For graduate students, returning checked out library books is a ritual central to the process of moving out of town. Measured by the fact that I used my backpack and a couple of canvass bags – and not suitcases – to complete this ritual last week, I feel I paced myself pretty well. I still felt a twinge of unease, however, as I returned Max Weber’s Economy and Society.I had checked this book out of the library about a year ago. At that point I was working on my dissertation proposal and wanted to dig to the base of some of the social science theory I was/am dealing with. But time was tight, and the luxury of reading Weber fell victim to the need to write the proposal itself and get a draft to my committee. And so this two-volume classic sat on my bookshelf, a testament to a task taken up with the best of intentions, but never even remotely completely.
As I returned this book which had sat around the apartment unread for the better part of a year, I had to ask myself if I had just not done anything during that time. Had my dissertation just stood still over the last year?
I think this sense of time standing still is not uncommon among PhD students, especially those who are ABD, and maybe among the people who know them too. Does it ever seem like the answer to the question “So when will you be done?” hasn’t changed in years? How long does it take to write a dissertation anyways? Leaving unread books on your shelf for over a year can’t help speed things a long, can it?
But looking back, time hasn’t just stood still for me. At this time last year, I was just getting ready to send a draft of my proposal to my committee so we could set a date for the defense, the last hurdle before getting ABD. I hadn’t even submitted the first of my fellowship applications, let alone gotten the good news that I had funding for a year in China. Since I checked out Economy and Society, I’ve completed over half of my teaching requirements, taken another year of Japanese, etc.
One of the things I’ve found as a graduate student is that measuring my progress on a day-by-day or even week-by-week basis can be maddening. Even when I feel I’ve been productive, it can feel like just a small drop in an infinitely large bucket. If I look at what I’ve done over the past month or year, though, I can start to trace significant developments in my work. The irony, then, is that while thinking long term can seem scary at first, I actually find it to be a useful retreat from the daily and mundane.
Now I’m headed overseas for a year of archival research. I’m leaving Weber behind, but I’m taking all the valuable preparatory work I’ve done with me. Even though there have been a quite few days that have felt like running in place, I know I’m in a much better position now than I was year ago to do the work I need to in the archives.

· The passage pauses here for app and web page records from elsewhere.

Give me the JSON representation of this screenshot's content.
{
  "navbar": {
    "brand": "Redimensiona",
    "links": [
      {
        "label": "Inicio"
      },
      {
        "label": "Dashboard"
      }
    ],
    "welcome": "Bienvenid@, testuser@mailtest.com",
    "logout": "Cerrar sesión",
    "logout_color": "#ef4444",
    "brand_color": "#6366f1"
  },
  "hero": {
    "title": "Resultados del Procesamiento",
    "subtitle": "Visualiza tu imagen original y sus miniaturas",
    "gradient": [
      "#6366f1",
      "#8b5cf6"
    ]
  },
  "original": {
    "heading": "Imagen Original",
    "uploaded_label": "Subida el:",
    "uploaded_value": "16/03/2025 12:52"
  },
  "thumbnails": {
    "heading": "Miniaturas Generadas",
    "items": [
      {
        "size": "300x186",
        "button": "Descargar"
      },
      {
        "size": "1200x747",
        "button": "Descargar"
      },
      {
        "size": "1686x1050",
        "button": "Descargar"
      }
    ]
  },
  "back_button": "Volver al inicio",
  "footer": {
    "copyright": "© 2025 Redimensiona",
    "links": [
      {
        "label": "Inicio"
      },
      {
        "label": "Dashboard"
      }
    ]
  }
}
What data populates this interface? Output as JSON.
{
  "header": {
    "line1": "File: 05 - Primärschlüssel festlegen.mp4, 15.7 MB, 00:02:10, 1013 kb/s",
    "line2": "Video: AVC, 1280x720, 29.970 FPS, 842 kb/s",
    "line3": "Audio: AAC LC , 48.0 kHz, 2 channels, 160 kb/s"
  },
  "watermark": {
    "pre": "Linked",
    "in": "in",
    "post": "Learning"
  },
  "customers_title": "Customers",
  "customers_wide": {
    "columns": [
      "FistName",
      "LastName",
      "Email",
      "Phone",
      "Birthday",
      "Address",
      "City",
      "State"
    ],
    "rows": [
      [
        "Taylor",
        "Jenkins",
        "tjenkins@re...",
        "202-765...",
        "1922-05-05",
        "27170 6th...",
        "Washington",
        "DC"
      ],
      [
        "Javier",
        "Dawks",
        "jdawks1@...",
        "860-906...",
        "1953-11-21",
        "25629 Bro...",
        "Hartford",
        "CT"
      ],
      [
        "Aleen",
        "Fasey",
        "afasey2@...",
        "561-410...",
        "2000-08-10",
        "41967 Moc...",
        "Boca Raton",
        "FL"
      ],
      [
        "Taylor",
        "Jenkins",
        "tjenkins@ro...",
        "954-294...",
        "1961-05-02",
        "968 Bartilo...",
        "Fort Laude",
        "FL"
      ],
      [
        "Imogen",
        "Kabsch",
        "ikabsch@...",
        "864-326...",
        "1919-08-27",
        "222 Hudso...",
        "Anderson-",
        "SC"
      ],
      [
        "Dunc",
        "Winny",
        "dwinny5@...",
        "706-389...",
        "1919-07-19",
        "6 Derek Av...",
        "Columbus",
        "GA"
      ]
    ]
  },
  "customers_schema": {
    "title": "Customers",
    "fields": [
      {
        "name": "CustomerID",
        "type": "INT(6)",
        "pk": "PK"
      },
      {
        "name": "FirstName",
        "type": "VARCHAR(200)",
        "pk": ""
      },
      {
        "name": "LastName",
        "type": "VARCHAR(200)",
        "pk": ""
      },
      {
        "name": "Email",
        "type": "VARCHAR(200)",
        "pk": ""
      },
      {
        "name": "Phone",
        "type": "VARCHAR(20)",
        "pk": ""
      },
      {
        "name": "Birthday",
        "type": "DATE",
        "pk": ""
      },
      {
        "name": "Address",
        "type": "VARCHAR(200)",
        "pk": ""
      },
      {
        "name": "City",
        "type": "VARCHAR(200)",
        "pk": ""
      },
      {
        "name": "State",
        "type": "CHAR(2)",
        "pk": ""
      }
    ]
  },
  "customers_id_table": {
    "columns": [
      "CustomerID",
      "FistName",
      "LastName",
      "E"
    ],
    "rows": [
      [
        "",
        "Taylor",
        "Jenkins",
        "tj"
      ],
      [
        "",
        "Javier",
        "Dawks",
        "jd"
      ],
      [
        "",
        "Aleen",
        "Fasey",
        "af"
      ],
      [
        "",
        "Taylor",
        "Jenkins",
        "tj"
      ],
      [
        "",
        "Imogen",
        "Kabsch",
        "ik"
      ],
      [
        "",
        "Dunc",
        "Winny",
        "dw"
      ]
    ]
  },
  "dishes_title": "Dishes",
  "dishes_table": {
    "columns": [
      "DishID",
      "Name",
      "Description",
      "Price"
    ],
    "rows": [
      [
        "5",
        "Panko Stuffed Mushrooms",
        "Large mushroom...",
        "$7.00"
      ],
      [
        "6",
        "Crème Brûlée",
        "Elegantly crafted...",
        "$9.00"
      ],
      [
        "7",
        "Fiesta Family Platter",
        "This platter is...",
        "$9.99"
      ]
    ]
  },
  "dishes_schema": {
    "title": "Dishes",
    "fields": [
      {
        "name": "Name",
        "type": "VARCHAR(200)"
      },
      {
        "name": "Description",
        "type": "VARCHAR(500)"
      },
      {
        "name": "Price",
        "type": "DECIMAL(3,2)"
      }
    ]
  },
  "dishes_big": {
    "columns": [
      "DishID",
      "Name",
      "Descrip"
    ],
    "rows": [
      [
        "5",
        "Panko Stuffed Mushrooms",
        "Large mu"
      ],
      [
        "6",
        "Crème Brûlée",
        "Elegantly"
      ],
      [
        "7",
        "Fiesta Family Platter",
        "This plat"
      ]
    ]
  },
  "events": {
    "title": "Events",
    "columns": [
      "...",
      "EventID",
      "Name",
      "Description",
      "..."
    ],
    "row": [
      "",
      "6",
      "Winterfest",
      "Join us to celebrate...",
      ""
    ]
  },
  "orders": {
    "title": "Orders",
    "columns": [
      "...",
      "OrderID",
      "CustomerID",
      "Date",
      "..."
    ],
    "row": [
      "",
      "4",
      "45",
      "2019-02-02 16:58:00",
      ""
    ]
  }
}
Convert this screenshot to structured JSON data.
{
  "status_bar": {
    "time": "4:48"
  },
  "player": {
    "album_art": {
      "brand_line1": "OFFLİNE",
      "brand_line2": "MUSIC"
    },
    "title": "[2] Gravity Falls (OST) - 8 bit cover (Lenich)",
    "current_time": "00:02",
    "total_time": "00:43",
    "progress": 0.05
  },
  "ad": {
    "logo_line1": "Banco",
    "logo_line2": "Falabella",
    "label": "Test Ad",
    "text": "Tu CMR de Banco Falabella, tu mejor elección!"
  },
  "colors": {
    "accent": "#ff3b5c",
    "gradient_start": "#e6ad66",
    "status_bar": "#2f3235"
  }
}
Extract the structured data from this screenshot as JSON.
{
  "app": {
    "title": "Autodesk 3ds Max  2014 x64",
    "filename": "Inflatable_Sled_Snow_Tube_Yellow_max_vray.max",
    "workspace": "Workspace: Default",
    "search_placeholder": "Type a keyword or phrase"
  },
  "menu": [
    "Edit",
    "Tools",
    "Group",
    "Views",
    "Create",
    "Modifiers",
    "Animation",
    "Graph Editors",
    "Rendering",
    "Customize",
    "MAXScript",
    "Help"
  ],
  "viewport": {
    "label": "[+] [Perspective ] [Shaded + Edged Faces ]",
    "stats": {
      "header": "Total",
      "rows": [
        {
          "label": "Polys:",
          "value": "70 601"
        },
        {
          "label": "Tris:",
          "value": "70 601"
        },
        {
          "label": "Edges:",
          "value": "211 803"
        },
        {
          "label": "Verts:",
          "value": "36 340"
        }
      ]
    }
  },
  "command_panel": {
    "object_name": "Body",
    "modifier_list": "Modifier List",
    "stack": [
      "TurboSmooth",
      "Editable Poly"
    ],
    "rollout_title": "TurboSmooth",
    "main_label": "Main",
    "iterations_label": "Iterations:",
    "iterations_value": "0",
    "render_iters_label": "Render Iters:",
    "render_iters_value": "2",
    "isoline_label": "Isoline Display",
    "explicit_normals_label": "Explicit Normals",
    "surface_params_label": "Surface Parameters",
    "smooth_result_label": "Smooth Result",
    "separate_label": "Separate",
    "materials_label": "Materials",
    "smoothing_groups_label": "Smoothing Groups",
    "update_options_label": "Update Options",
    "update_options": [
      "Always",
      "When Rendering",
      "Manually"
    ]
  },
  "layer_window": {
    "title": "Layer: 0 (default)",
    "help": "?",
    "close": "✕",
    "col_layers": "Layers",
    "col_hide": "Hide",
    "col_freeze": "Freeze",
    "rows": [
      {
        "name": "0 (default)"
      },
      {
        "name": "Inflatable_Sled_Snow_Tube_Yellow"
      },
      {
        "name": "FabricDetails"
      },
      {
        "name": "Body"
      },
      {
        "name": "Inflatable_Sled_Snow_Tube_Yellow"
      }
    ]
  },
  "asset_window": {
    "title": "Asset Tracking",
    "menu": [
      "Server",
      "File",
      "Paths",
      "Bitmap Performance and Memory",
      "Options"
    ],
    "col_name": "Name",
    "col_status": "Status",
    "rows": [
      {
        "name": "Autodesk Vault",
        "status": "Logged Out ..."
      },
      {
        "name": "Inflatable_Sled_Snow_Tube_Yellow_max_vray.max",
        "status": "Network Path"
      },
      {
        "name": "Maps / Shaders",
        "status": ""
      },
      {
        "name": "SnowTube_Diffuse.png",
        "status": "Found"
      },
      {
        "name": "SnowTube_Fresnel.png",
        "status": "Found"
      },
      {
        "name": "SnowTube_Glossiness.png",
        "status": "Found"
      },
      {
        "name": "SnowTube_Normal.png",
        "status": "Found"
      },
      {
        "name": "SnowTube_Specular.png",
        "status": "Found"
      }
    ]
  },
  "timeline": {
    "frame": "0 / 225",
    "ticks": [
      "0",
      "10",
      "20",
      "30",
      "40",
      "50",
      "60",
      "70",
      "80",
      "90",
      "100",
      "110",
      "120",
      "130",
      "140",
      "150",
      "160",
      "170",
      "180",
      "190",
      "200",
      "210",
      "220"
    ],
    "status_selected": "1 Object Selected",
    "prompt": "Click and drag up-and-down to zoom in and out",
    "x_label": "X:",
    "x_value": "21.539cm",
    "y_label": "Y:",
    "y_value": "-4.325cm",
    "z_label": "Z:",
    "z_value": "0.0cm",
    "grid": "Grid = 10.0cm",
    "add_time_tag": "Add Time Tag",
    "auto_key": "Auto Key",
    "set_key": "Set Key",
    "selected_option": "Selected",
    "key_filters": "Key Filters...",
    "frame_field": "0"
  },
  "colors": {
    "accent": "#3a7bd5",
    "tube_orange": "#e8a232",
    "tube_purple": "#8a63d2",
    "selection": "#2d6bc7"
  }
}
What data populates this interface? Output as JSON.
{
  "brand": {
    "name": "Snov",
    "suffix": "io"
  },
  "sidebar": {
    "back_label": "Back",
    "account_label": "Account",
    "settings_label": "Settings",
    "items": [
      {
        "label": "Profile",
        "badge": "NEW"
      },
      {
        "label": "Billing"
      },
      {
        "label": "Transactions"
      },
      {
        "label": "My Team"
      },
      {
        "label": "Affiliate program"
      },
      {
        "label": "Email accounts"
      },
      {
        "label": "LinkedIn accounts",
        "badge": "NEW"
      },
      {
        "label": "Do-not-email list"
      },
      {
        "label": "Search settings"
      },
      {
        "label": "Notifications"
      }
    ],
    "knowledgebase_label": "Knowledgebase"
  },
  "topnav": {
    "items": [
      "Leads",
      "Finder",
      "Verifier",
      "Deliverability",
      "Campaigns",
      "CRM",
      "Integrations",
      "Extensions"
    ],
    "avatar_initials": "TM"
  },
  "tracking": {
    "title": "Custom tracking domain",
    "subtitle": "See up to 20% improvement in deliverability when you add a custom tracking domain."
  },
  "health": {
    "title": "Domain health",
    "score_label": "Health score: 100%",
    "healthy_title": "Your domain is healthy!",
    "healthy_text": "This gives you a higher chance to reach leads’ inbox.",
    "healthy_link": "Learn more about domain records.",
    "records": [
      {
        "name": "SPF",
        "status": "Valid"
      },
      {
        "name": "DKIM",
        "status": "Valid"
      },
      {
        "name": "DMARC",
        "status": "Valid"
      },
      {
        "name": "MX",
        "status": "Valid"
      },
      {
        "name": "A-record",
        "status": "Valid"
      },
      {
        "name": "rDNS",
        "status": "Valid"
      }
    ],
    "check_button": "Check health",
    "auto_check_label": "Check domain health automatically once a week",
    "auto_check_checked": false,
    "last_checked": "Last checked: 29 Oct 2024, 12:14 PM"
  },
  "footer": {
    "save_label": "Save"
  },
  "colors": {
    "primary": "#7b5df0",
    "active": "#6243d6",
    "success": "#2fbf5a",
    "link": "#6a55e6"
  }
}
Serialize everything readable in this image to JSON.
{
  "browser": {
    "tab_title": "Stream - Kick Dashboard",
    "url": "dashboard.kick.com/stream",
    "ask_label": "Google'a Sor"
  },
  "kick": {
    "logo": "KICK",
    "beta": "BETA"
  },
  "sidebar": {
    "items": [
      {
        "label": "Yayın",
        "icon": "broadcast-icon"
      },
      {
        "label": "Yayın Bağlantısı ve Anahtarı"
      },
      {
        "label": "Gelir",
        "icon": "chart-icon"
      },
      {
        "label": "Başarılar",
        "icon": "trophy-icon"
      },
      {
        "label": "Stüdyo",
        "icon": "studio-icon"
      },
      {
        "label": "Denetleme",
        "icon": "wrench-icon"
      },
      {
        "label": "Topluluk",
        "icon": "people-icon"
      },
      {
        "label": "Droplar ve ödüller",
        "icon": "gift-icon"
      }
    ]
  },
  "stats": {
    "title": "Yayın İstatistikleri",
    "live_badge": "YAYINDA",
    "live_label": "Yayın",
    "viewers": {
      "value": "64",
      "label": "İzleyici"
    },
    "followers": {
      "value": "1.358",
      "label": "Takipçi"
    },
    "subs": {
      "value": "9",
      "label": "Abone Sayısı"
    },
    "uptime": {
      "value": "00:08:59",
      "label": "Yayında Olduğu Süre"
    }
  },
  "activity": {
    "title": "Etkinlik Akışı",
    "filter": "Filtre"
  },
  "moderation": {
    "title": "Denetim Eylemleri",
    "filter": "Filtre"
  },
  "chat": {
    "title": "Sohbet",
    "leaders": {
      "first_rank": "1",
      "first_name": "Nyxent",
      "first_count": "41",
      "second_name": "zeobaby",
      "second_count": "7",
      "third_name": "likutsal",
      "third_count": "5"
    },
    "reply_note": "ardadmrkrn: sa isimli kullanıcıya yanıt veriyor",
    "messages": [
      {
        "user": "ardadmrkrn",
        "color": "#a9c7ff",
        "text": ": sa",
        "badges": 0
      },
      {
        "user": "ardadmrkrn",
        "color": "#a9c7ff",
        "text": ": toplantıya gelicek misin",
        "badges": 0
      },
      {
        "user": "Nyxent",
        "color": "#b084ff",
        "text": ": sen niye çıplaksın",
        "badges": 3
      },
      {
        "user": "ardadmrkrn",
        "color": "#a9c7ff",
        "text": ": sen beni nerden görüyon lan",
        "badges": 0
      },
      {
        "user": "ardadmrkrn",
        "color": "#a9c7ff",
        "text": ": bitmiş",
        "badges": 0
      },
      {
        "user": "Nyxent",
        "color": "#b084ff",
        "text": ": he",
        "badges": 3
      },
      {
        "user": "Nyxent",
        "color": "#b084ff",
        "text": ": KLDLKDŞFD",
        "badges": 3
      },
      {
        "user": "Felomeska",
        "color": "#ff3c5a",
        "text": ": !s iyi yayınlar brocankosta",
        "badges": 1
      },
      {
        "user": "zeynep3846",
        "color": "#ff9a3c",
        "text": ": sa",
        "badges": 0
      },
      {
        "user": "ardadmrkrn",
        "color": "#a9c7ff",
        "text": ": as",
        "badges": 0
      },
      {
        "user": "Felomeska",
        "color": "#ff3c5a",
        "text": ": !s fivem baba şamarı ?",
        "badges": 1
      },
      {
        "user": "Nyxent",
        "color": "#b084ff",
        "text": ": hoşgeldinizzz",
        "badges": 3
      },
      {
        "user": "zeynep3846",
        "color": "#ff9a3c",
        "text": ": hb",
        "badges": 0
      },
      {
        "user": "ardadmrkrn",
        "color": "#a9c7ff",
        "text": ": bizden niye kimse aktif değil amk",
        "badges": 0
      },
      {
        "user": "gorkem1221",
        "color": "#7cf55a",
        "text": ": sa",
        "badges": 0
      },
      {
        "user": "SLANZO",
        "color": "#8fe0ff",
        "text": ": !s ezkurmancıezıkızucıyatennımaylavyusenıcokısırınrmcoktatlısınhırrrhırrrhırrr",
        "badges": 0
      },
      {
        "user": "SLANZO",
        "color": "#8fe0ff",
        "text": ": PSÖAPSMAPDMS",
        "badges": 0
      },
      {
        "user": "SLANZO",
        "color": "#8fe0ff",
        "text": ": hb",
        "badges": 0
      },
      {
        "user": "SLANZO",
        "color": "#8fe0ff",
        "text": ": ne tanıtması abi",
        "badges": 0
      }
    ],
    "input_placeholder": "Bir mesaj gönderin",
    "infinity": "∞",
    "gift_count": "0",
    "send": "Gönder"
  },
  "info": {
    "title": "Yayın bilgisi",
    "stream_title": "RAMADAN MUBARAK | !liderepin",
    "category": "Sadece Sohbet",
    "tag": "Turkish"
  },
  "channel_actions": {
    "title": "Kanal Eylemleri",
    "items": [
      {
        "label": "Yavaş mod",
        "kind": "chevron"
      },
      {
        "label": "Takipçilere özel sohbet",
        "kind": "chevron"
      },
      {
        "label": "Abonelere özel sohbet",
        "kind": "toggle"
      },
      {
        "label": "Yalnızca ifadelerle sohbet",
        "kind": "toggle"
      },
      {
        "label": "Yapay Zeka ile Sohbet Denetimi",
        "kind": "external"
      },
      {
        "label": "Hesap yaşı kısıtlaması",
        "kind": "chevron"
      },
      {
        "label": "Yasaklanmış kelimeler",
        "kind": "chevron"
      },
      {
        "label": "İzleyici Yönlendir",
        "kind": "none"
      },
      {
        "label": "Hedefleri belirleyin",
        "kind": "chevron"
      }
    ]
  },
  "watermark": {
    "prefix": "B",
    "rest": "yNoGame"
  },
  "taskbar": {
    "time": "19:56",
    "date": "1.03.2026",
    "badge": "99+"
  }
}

I hope a year from now I’ll be able to say the same thing about writing the dissertation.